Work to complete | Give back the data below exactly as it was given.

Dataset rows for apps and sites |
+++

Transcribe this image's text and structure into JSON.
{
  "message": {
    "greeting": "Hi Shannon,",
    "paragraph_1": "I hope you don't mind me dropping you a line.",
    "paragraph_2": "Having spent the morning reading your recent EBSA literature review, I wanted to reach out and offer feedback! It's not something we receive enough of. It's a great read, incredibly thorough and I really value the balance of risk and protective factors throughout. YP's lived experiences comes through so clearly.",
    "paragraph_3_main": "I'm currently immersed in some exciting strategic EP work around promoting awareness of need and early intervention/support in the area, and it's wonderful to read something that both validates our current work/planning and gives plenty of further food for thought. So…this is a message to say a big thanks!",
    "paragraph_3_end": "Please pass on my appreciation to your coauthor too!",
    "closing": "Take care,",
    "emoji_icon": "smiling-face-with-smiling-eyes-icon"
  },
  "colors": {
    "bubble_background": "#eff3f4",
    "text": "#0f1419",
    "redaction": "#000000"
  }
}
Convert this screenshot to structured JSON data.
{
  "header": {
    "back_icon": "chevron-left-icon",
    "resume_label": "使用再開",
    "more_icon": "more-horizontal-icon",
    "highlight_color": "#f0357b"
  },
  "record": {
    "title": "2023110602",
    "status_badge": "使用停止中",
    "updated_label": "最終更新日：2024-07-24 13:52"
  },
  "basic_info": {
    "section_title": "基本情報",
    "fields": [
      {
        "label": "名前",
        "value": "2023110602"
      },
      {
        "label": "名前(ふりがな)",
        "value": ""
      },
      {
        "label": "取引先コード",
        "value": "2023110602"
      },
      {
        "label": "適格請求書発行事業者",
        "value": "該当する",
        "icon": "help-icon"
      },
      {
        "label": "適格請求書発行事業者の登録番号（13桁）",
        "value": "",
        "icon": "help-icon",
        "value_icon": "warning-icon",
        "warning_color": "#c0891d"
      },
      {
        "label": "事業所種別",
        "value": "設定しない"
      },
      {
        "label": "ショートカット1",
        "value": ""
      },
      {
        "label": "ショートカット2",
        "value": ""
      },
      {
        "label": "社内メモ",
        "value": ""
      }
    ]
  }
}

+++

Result of this task |
Transcribe this image's text and structure into JSON.
{
  "message": {
    "greeting": "Hi Shannon,",
    "paragraph_1": "I hope you don't mind me dropping you a line.",
    "paragraph_2": "Having spent the morning reading your recent EBSA literature review, I wanted to reach out and offer feedback! It's not something we receive enough of. It's a great read, incredibly thorough and I really value the balance of risk and protective factors throughout. YP's lived experiences comes through so clearly.",
    "paragraph_3_main": "I'm currently immersed in some exciting strategic EP work around promoting awareness of need and early intervention/support in the area, and it's wonderful to read something that both validates our current work/planning and gives plenty of further food for thought. So…this is a message to say a big thanks!",
    "paragraph_3_end": "Please pass on my appreciation to your coauthor too!",
    "closing": "Take care,",
    "emoji_icon": "smiling-face-with-smiling-eyes-icon"
  },
  "colors": {
    "bubble_background": "#eff3f4",
    "text": "#0f1419",
    "redaction": "#000000"
  }
}
Convert this screenshot to structured JSON data.
{
  "header": {
    "back_icon": "chevron-left-icon",
    "resume_label": "使用再開",
    "more_icon": "more-horizontal-icon",
    "highlight_color": "#f0357b"
  },
  "record": {
    "title": "2023110602",
    "status_badge": "使用停止中",
    "updated_label": "最終更新日：2024-07-24 13:52"
  },
  "basic_info": {
    "section_title": "基本情報",
    "fields": [
      {
        "label": "名前",
        "value": "2023110602"
      },
      {
        "label": "名前(ふりがな)",
        "value": ""
      },
      {
        "label": "取引先コード",
        "value": "2023110602"
      },
      {
        "label": "適格請求書発行事業者",
        "value": "該当する",
        "icon": "help-icon"
      },
      {
        "label": "適格請求書発行事業者の登録番号（13桁）",
        "value": "",
        "icon": "help-icon",
        "value_icon": "warning-icon",
        "warning_color": "#c0891d"
      },
      {
        "label": "事業所種別",
        "value": "設定しない"
      },
      {
        "label": "ショートカット1",
        "value": ""
      },
      {
        "label": "ショートカット2",
        "value": ""
      },
      {
        "label": "社内メモ",
        "value": ""
      }
    ]
  }
}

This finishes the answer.